Defendants argue that plaintiff’s complaint fails to state a proper claim for negligence in that the complaint fails to establish privity of contract between the parties. In support of their argument, defendants contend that plaintiff’s injury occurred on 8 March 2000, following the termination of the attorney-client relationship. Thus, according to defendants, because no attorney-client relationship existed on the date plaintiff was injured, defendants are not liable for plaintiff’s damages. We disagree.
In a legal malpractice action based upon an attorney’s negligence, the plaintiff must allege and prove “(1) that the attorney breached the *642duties owed to his client. . . and that this negligence (2) proximately caused (3) damage to the plaintiff.” Rorrer v. Cooke, 313 N.C. 338, 355, 329 S.E.2d 355, 366 (1985) (citation omitted). We conclude that plaintiffs complaint meets these requirements. As detailed above, the complaint alleges that defendants’ negligent acts occurred prior to and on the date of termination of the relationship rather than subsequent to the date of termination of the relationship. Thus, although plaintiff’s alleged injury occurred on the date the statute of limitations ran, the acts that gave rise to plaintiff’s injury occurred during the attorney-client relationship of plaintiff and defendants.
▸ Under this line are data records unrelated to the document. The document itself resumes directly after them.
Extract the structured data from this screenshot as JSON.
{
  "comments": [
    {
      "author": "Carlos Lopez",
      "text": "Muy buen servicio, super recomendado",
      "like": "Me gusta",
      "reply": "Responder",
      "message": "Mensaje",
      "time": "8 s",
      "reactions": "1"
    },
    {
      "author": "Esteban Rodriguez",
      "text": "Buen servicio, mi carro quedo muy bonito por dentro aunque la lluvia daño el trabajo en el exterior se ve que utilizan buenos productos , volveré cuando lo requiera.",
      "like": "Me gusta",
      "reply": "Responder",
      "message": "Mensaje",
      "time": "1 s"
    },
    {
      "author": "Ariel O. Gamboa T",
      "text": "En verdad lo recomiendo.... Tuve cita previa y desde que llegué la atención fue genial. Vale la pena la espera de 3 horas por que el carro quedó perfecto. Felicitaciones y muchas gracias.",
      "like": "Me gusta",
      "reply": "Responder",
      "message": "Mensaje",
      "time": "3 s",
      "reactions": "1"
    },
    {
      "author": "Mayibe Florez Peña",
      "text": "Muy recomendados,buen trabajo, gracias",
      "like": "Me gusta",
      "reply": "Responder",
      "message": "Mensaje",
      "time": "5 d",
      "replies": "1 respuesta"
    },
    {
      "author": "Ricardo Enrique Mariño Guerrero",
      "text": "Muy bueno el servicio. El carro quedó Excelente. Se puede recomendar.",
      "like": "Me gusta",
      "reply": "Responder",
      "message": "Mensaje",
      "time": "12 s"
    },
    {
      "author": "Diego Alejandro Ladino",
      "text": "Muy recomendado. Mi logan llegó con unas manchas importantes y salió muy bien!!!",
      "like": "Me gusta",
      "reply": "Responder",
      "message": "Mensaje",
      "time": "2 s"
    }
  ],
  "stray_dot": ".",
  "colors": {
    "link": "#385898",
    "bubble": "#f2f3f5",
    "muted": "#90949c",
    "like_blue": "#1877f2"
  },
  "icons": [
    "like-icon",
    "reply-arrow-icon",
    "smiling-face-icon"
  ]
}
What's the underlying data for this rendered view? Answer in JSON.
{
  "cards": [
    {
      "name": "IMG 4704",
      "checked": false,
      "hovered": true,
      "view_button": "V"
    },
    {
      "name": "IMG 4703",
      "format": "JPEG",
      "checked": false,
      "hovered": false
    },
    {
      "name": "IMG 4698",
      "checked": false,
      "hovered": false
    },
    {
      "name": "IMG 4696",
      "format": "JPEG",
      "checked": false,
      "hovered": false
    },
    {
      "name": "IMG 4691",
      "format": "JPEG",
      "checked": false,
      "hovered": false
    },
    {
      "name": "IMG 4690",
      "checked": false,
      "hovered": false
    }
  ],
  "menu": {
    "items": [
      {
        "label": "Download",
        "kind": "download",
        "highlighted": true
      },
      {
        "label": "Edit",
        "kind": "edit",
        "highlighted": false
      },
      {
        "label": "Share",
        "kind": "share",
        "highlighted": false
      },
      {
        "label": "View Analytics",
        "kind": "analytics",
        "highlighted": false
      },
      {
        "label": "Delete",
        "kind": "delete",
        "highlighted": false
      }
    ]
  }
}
Furthermore, we note that “[t]he test of proximate cause is whether the risk of injury, not necessarily in the precise form in which it actually occurs, is within the reasonable foresight of the defendant.” Williams v. Power & Light Co., 296 N.C. 400, 403, 250 S.E.2d 255, 258 (1979). “[I]t is only in exceptional cases, in which reasonable minds cannot differ as to foreseeability of injury, that a court should decide proximate cause as a matter of law.” Id. Thus, “ ‘proximate cause is ordinarily a question of fact for the jury, to be solved by the exercise of good common sense in the consideration of the evidence of each particular case.’ ” Id. (quoting W. Prosser, Torts § 45 (4th ed. 1971)).
As detailed above, allegation ten in plaintiff’s complaint states as follows:
As the direct and proximate result of the negligent, unlawful and careless acts of the Defendants as described above, the Plaintiff has been damaged in an amount in excess of Ten Thousand Dollars ($10,000.00) for her injuries and damages.
We conclude that this allegation, when read in conjunction with the other allegations contained in plaintiff’s complaint, is sufficient to give defendants “notice of the nature and basis of [plaintiff’s] claim so as to enable [defendants] to answer and prepare for trial.” Forbis, 301 N.C. at 701, 273 S.E.2d at 241. Whether defendants’ alleged negligence in fact caused plaintiff’s injury is a question for the trier of fact. Williams, 296 N.C. at 403, 250 S.E.2d at 258.
In light of the foregoing conclusions, we hold that the trial court erred in granting defendants’ motion to dismiss. Accordingly, we reverse the trial court order and remand the case for further proceedings.
*643Reversed and remanded.
Judges HUNTER and McCULLOUGH concur.